But nothing particularly stands out from the photos available.

7. Then what do we know about it?

The poodle moth was photographed in 2009 by Kyrgyzstani zoologist Dr. Arthur Anker in the Gran Sabana region of Venezuela.

It was uploaded to Flickr with some other rather amazing moths and insects, including a ‘goat moth‘.

Goat moth!

And a ‘bolognese caterpillar’.

bolognese caterpillar

Which, while bizarre – make the Venezuelan poodle moth feel a little less weird – and all appear to be genuine, from a reputable zoologist.

However, many supposed images of it appear to be of a silkworm moth Bombyx mori, which has a distinctly different wing arrangement, and antennae morphology and seems to comb its hair better than the example found in Venezuela.

Bombyx mori

Other images are of muslin moths who have been speculated to be related.

Muslin Moth

There are also photos of a felt toy model that are floating about similar to the Reddit thread above, that claim to be a poodle moth.

8. That’s it?

Yes, unfortunately, no specimen was brought back, so there’s not much else we can know about it. We can guess at a couple of things, though.

9. It could be in the family Lasiocampidae

Some level of taxonomy is easy enough to guess at. We can be pretty certain it’s an insect. It looks a lot like a moth. The next level down is about as far as we can reliably guess, and people who may know have guessed at Lasiocampidae.

This might seem like a cop-out, but the trouble with taxonomy (as if there’s only one) is that there’s a lot of mimicry going on in the insect world: wasps that look like ants (velvet ants), spiders that look like ants (Myrmarachne spp.), cockroaches that look like ants (termites)… moths that look like wasps. The point is, that simply looking at a photo of something isn’t enough to really determine what it is.

Dr. John E. Rawlins from the Carnegie Museum of Natural History in Pittsburgh speculated the following:

Here’s my vote/guess to ID the poodle moth. The antenna is distinctive.

Lasiocampidae: Artace or a related genus, probably not Artace cribraria (presumably North America to Argentina, but nobody has revised this group from Mexico south). There are more than a dozen described South American species of Artace, but their delimitation, validity, and even their generic placement is uncertain. It will take two things to solve this problem: a comprehensive revision of Artace and kin, plus an actual specimen of a genuine “Venezuelan poodle moth.”

Definitely NOT Lymantriidae or Arctiidae, but easily confused with some Megalopygidae, Limacodidae, even Dalceridae, and Cossidae.

Yes….it is cute.


10. It could be a mutant

If you were to find an albino rabbit, or one of those snakes with two heads, you might be excused for assuming it was a new species. Mutations occur in every generation of a new organism, and sometimes they’re quite dramatic, but a single mutation shouldn’t determine the species.
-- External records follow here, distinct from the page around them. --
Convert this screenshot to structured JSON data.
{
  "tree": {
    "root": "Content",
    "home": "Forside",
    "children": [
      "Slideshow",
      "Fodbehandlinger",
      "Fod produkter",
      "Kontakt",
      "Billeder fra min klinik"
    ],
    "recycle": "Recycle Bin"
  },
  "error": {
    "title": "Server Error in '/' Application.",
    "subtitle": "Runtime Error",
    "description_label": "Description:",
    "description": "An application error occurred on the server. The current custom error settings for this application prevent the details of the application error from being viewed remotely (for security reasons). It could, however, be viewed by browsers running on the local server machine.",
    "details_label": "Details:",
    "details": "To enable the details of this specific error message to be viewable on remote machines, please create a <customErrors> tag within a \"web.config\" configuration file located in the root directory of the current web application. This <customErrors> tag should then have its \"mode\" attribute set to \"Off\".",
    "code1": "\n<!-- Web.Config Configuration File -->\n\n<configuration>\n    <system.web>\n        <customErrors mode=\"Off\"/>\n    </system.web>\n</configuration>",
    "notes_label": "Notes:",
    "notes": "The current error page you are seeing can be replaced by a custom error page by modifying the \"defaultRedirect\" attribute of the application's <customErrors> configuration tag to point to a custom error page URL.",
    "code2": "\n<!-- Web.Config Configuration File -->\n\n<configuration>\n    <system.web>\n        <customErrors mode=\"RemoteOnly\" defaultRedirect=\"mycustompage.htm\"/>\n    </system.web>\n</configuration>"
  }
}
There’s a chance this moth looks unusual because of a mutation and may be a better-known species. But as with everything about this moth: that’s entirely speculative. We do know that new species are found almost daily in Southern and Central Africa, so there’s a good chance more will come out about this moth in the future.

Venezuelan Poodle Moth Fact-File Summary

Scientific Classification

Kingdom: Animalia
Phylum: Arthropoda
Class: Insecta
Order: Lepidoptera?

Fact Sources & References

  1. Brigit Katz, “Deaf Moths May Use Their ‘Fur’ To Avoid Hungry Bats“, Smithsonian Magazine, 2018.
  2. Moths“, Department of Systematic Biology, Entomology Section, National Museum of Natural History.
  3. Beth Askham, “Moth predicted to exist by Darwin and Wallace becomes a new species“, Science News, 2021.
  4. Alexander Abad-Santos, “Venezuelan Poodle Moth Is the Internet’s Favorite Pet This Week“, The Atlantic, 2012.